Photo by CSU Stanislaus Photo/Flickr (Creative Commons)

A new and slightly revised version of the federal Dream Act will get its first Senate hearing tomorrow morning, more than a month after Illinois Democratic Sen. Dick Durbin and other top Senate Democrats announced plans to bring it back.

The new Development, Relief and Education for Alien Minors (DREAM) Act differs only slightly from the one approved by the House last December, which moved to the Senate but failed to draw enough votes for cloture.

Like prior versions, the bill would grant conditional legal status to qualifying young people who are in the United States illegally but were brought here as minors under 16, so long as they attend college or join the military. There are only a few key differences from last year's version:

  • The age cap for applicants, which was reduced to age 29 last year, has been bumped back up to 35 years of age or younger

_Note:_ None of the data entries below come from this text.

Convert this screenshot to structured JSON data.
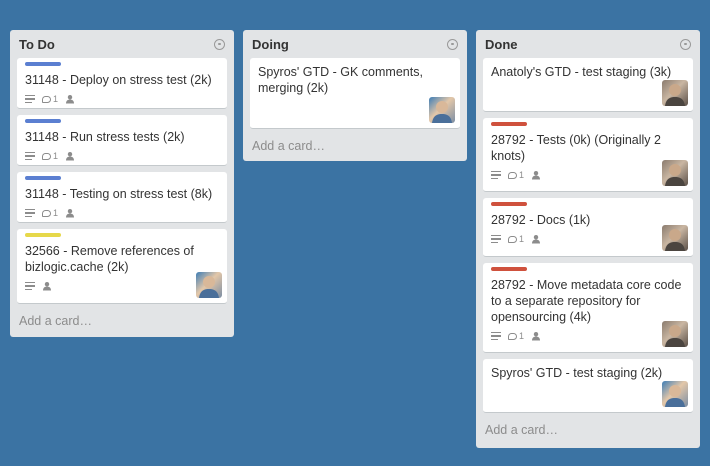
{
  "lists": [
    {
      "title": "To Do",
      "add_card": "Add a card…",
      "cards": [
        {
          "label_color": "#5b7fd1",
          "title": "31148 - Deploy on stress test (2k)",
          "comments": "1"
        },
        {
          "label_color": "#5b7fd1",
          "title": "31148 - Run stress tests (2k)",
          "comments": "1"
        },
        {
          "label_color": "#5b7fd1",
          "title": "31148 - Testing on stress test (8k)",
          "comments": "1"
        },
        {
          "label_color": "#e6d84a",
          "title": "32566 - Remove references of bizlogic.cache (2k)"
        }
      ]
    },
    {
      "title": "Doing",
      "add_card": "Add a card…",
      "cards": [
        {
          "title": "Spyros' GTD - GK comments, merging (2k)"
        }
      ]
    },
    {
      "title": "Done",
      "add_card": "Add a card…",
      "cards": [
        {
          "title": "Anatoly's GTD - test staging (3k)"
        },
        {
          "label_color": "#cf513d",
          "title": "28792 - Tests (0k) (Originally 2 knots)",
          "comments": "1"
        },
        {
          "label_color": "#cf513d",
          "title": "28792 - Docs (1k)",
          "comments": "1"
        },
        {
          "label_color": "#cf513d",
          "title": "28792 - Move metadata core code to a separate repository for opensourcing (4k)",
          "comments": "1"
        },
        {
          "title": "Spyros' GTD - test staging (2k)"
        }
      ]
    }
  ],
  "icons": {
    "list_menu": "circle-menu-icon",
    "description": "description-icon",
    "comment": "comment-icon",
    "member": "member-icon"
  },
  "colors": {
    "board_background": "#3b73a3",
    "list_background": "#e2e4e6",
    "blue_label": "#5b7fd1",
    "yellow_label": "#e6d84a",
    "red_label": "#cf513d"
  }
}
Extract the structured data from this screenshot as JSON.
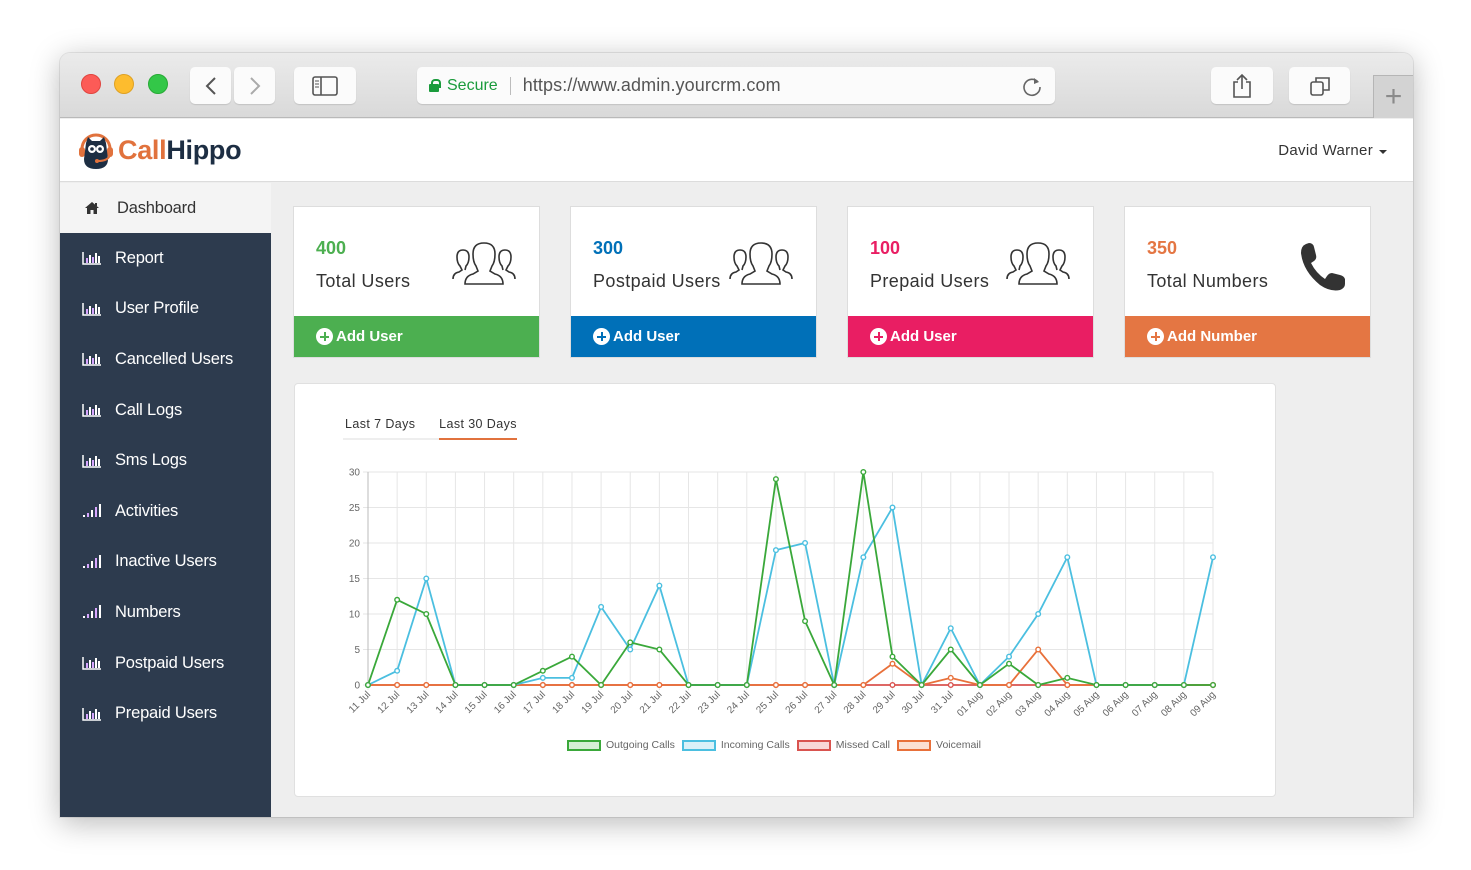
{
  "browser": {
    "secure_label": "Secure",
    "url": "https://www.admin.yourcrm.com",
    "newtab_symbol": "+"
  },
  "app": {
    "logo_part1": "Call",
    "logo_part2": "Hippo",
    "user_name": "David Warner"
  },
  "sidebar": {
    "items": [
      {
        "label": "Dashboard",
        "icon": "home-icon",
        "active": true
      },
      {
        "label": "Report",
        "icon": "bar-chart-icon"
      },
      {
        "label": "User Profile",
        "icon": "bar-chart-icon"
      },
      {
        "label": "Cancelled Users",
        "icon": "bar-chart-icon"
      },
      {
        "label": "Call Logs",
        "icon": "bar-chart-icon"
      },
      {
        "label": "Sms Logs",
        "icon": "bar-chart-icon"
      },
      {
        "label": "Activities",
        "icon": "signal-icon"
      },
      {
        "label": "Inactive Users",
        "icon": "signal-icon"
      },
      {
        "label": "Numbers",
        "icon": "signal-icon"
      },
      {
        "label": "Postpaid Users",
        "icon": "bar-chart-icon"
      },
      {
        "label": "Prepaid Users",
        "icon": "bar-chart-icon"
      }
    ]
  },
  "cards": [
    {
      "value": "400",
      "label": "Total Users",
      "action": "Add User",
      "color": "#4caf50",
      "icon": "users-icon"
    },
    {
      "value": "300",
      "label": "Postpaid Users",
      "action": "Add User",
      "color": "#0070b8",
      "icon": "users-icon"
    },
    {
      "value": "100",
      "label": "Prepaid Users",
      "action": "Add User",
      "color": "#e91e63",
      "icon": "users-icon"
    },
    {
      "value": "350",
      "label": "Total Numbers",
      "action": "Add Number",
      "color": "#e47643",
      "icon": "phone-icon"
    }
  ],
  "chart_tabs": {
    "tab1": "Last 7 Days",
    "tab2": "Last 30 Days",
    "active": "Last 30 Days"
  },
  "chart_data": {
    "type": "line",
    "title": "",
    "xlabel": "",
    "ylabel": "",
    "ylim": [
      0,
      30
    ],
    "yticks": [
      0,
      5,
      10,
      15,
      20,
      25,
      30
    ],
    "grid": true,
    "legend_position": "bottom",
    "categories": [
      "11 Jul",
      "12 Jul",
      "13 Jul",
      "14 Jul",
      "15 Jul",
      "16 Jul",
      "17 Jul",
      "18 Jul",
      "19 Jul",
      "20 Jul",
      "21 Jul",
      "22 Jul",
      "23 Jul",
      "24 Jul",
      "25 Jul",
      "26 Jul",
      "27 Jul",
      "28 Jul",
      "29 Jul",
      "30 Jul",
      "31 Jul",
      "01 Aug",
      "02 Aug",
      "03 Aug",
      "04 Aug",
      "05 Aug",
      "06 Aug",
      "07 Aug",
      "08 Aug",
      "09 Aug"
    ],
    "series": [
      {
        "name": "Missed Call",
        "color": "#d9534f",
        "fill": "#f8d7d7",
        "values": [
          0,
          0,
          0,
          0,
          0,
          0,
          0,
          0,
          0,
          0,
          0,
          0,
          0,
          0,
          0,
          0,
          0,
          0,
          0,
          0,
          0,
          0,
          0,
          0,
          0,
          0,
          0,
          0,
          0,
          0
        ]
      },
      {
        "name": "Voicemail",
        "color": "#e8703a",
        "fill": "#fbe0d3",
        "values": [
          0,
          0,
          0,
          0,
          0,
          0,
          0,
          0,
          0,
          0,
          0,
          0,
          0,
          0,
          0,
          0,
          0,
          0,
          3,
          0,
          1,
          0,
          0,
          5,
          0,
          0,
          0,
          0,
          0,
          0
        ]
      },
      {
        "name": "Incoming Calls",
        "color": "#4bbfe0",
        "fill": "#d9f1f8",
        "values": [
          0,
          2,
          15,
          0,
          0,
          0,
          1,
          1,
          11,
          5,
          14,
          0,
          0,
          0,
          19,
          20,
          0,
          18,
          25,
          0,
          8,
          0,
          4,
          10,
          18,
          0,
          0,
          0,
          0,
          18
        ]
      },
      {
        "name": "Outgoing Calls",
        "color": "#3aa83a",
        "fill": "#d6efd6",
        "values": [
          0,
          12,
          10,
          0,
          0,
          0,
          2,
          4,
          0,
          6,
          5,
          0,
          0,
          0,
          29,
          9,
          0,
          30,
          4,
          0,
          5,
          0,
          3,
          0,
          1,
          0,
          0,
          0,
          0,
          0
        ]
      }
    ],
    "legend": [
      "Outgoing Calls",
      "Incoming Calls",
      "Missed Call",
      "Voicemail"
    ]
  }
}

  • The length of conditional legal status before applicants may obtain permanent legal resident status has been reduced to six years, as in an earlier version, from 10 years

  • This version would, as did an earlier version (but not the House-approved one), seek to repeal a ban on in-state tuition rates for beneficiaries

To obtain permanent legal status, in addition to maintaining “good moral character” during the conditional period, beneficiaries would need to: a) have acquired a degree from an institute of higher learning, or at least completed two years in good standing toward a bachelor’s or higher degree; b) served at least two years in “uniformed services” and, if discharged, received an honorable discharge. More details can be found in a previous post.

The bill will heard by the Senate Judiciary Committee’s subcommittee on immigration, refugees and border security, according to Durbin's website. Among the witnesses will be Homeland Security secretary Janet Napolitano, retired Lt. Colonel Margaret Stock and Steven Camarota, research director for the immigration-restriction think tank Center for Immigration Studies.

The hearing comes on the heels of the "coming out" of a prominent journalist as undocumented. Last week, ex-Washington Post reporter and Pulitzer winner Jose Antonio Vargas wrote in a New York Times essay that he has been here illegally since childhood. He said his confession was inspired by a burgeoning movement of undocumented youths who have been revealing their immigration status, hoping to put a face on those who would benefit from the Dream Act.